▶ [Exercise]
Reproduce the entries that follow exactly. No picture should appear in the result.

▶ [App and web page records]
━━━━
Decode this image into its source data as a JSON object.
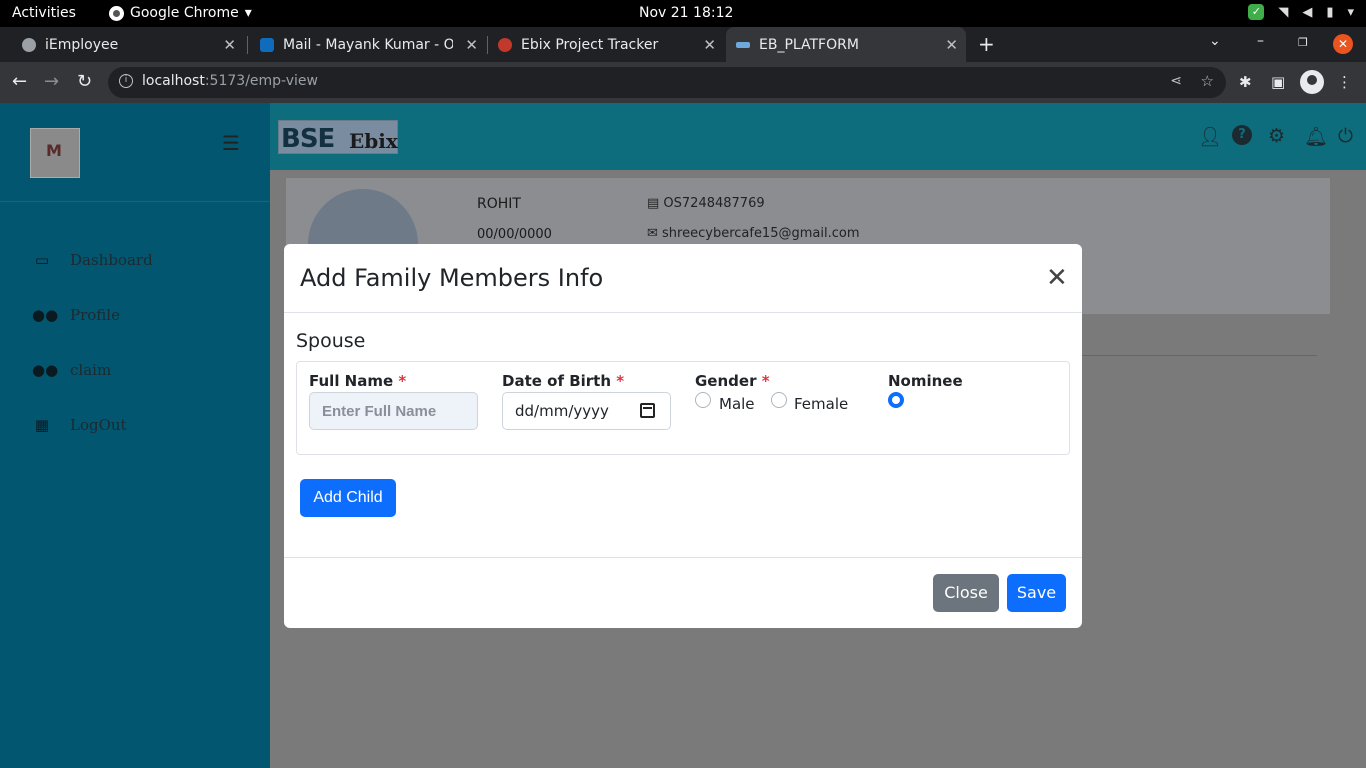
{
  "os_bar": {
    "activities": "Activities",
    "app_name": "Google Chrome",
    "clock": "Nov 21  18:12"
  },
  "browser": {
    "tabs": [
      {
        "title": "iEmployee",
        "favicon_color": "#9aa0a6"
      },
      {
        "title": "Mail - Mayank Kumar - Ou",
        "favicon_color": "#0f6cbd"
      },
      {
        "title": "Ebix Project Tracker",
        "favicon_color": "#c0392b"
      },
      {
        "title": "EB_PLATFORM",
        "favicon_color": "#6fa8dc"
      }
    ],
    "active_tab": 3,
    "url_host": "localhost",
    "url_path": ":5173/emp-view"
  },
  "sidebar": {
    "logo_text": "M",
    "items": [
      {
        "label": "Dashboard",
        "icon": "dashboard-icon"
      },
      {
        "label": "Profile",
        "icon": "users-icon"
      },
      {
        "label": "claim",
        "icon": "users-icon"
      },
      {
        "label": "LogOut",
        "icon": "grid-icon"
      }
    ]
  },
  "header": {
    "brand_left": "BSE",
    "brand_right": "Ebix",
    "icons": [
      "user-icon",
      "help-icon",
      "settings-icon",
      "bell-icon",
      "power-icon"
    ]
  },
  "profile": {
    "name": "ROHIT",
    "dob": "00/00/0000",
    "id": "OS7248487769",
    "email": "shreecybercafe15@gmail.com"
  },
  "modal": {
    "title": "Add Family Members Info",
    "section": "Spouse",
    "fields": {
      "full_name_label": "Full Name",
      "full_name_placeholder": "Enter Full Name",
      "dob_label": "Date of Birth",
      "dob_value": "dd/mm/yyyy",
      "gender_label": "Gender",
      "gender_options": [
        "Male",
        "Female"
      ],
      "nominee_label": "Nominee",
      "required_mark": "*"
    },
    "add_child": "Add Child",
    "close": "Close",
    "save": "Save"
  },
  "colors": {
    "sidebar": "#03566f",
    "header": "#0e6d7c",
    "primary": "#0d6efd",
    "secondary": "#6c757d",
    "required": "#dc3545"
  }
}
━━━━
▶ [Response to the task]
Decode this image into its source data as a JSON object.
{
  "os_bar": {
    "activities": "Activities",
    "app_name": "Google Chrome",
    "clock": "Nov 21  18:12"
  },
  "browser": {
    "tabs": [
      {
        "title": "iEmployee",
        "favicon_color": "#9aa0a6"
      },
      {
        "title": "Mail - Mayank Kumar - Ou",
        "favicon_color": "#0f6cbd"
      },
      {
        "title": "Ebix Project Tracker",
        "favicon_color": "#c0392b"
      },
      {
        "title": "EB_PLATFORM",
        "favicon_color": "#6fa8dc"
      }
    ],
    "active_tab": 3,
    "url_host": "localhost",
    "url_path": ":5173/emp-view"
  },
  "sidebar": {
    "logo_text": "M",
    "items": [
      {
        "label": "Dashboard",
        "icon": "dashboard-icon"
      },
      {
        "label": "Profile",
        "icon": "users-icon"
      },
      {
        "label": "claim",
        "icon": "users-icon"
      },
      {
        "label": "LogOut",
        "icon": "grid-icon"
      }
    ]
  },
  "header": {
    "brand_left": "BSE",
    "brand_right": "Ebix",
    "icons": [
      "user-icon",
      "help-icon",
      "settings-icon",
      "bell-icon",
      "power-icon"
    ]
  },
  "profile": {
    "name": "ROHIT",
    "dob": "00/00/0000",
    "id": "OS7248487769",
    "email": "shreecybercafe15@gmail.com"
  },
  "modal": {
    "title": "Add Family Members Info",
    "section": "Spouse",
    "fields": {
      "full_name_label": "Full Name",
      "full_name_placeholder": "Enter Full Name",
      "dob_label": "Date of Birth",
      "dob_value": "dd/mm/yyyy",
      "gender_label": "Gender",
      "gender_options": [
        "Male",
        "Female"
      ],
      "nominee_label": "Nominee",
      "required_mark": "*"
    },
    "add_child": "Add Child",
    "close": "Close",
    "save": "Save"
  },
  "colors": {
    "sidebar": "#03566f",
    "header": "#0e6d7c",
    "primary": "#0d6efd",
    "secondary": "#6c757d",
    "required": "#dc3545"
  }
}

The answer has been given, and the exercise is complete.